My midi beats goes out of ...beat


#1

It seems that MidiFile::writeTrack ignores any endOfTrack metaEvent present in the midisequence when writing it to the file. Instead it adds it's own endOfTrackMetaEvent after the last event in the sequence.

While it might seem to be a good idea to ascertain that the mandatory endOfTrack event is added to the file if it has been forgotten, the problem is that it's timestamp is that of the event before. This not only makes it hard to store an empty, silent midi file (for later editing), it also makes it hard to keep any trailing silence in the file. You can't just put a couple of equidistant notes in the file and then loop it because there will be no pause between the last note and the first note in the next loop.

So, if there's no law against having a space before the endoftrack event, why not let writeTrack keep the timestamp of said event if it's already present in the sequence when writing it to the file?


#2

Good idea, thanks! Try what I've checked in now...


#3

Ähmm, it's actually worse... You must actually write the endoftrack event, not just detect it. Remove the first else in the function and it will work as intended.


#4

Doh! Yes, that's what I meant to write of course.. I've corrected it now.


#5

Thanks. Works fine now.

 

Oh, one more thing, in a couple of MidiMessage functions you have lookup tables with const char *[] arrays.

getGMInstrumentName(),

getGMInstrumentBankName(),

getRhythmInstrumentName(),

getControllerName()

 

Because they're not static (the arrays), they have to be initalized for every call which means that getGMInstrumentName() will have to initialize 128 pointers for every call. It's possible that this might be optimized by the compiler when not debugging, but I'm not sure about that.

 

Any reasons why not making them static (static const char* names[]) like you've done in getMidiNoteName() for example?


#6

I'd be very surprised if compilers failed to do a good job of optimising that!

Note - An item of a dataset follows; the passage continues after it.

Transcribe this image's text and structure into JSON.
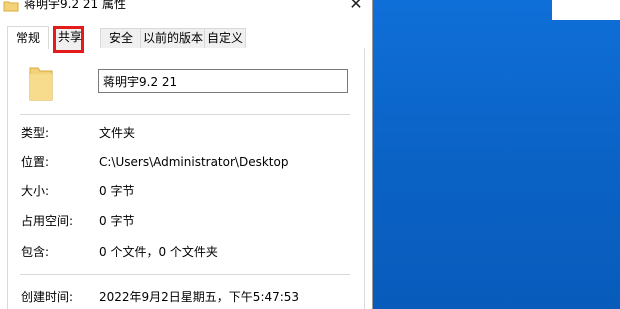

I could be overestimating compilers, but I tend to prefer local variables to static ones where possible, as they're more likely to get optimised-out by the linker if the function's not used. I'd presume that the actual code produced would be the same regardless of whether it's static or not.

(Of course if you can show me that I'm wrong about performance, then I'll happily change that policy though!)


#7

I think you'll be surprised.

I checked the optimized (Maximize speed, favor fast code etc) release build in the debugger (VS 2012) and as you can see in the attached assembler code, MidiMessage::getGMInstrumentName() will go through a tedious array initialization wheras getGMInstrumentBankName(), getRhythmInstrumentName() etc, where i've made the arrays static will happily return a swift value right away from its preloaded arrays.

And I don't think the compiler retards to some non optimized mode just because I add some debug info, I really think this _is_ the optimized version (apart from the added debug information). It certainly is that fast at least.


#8

<sigh> Goddamn you, Microsoft..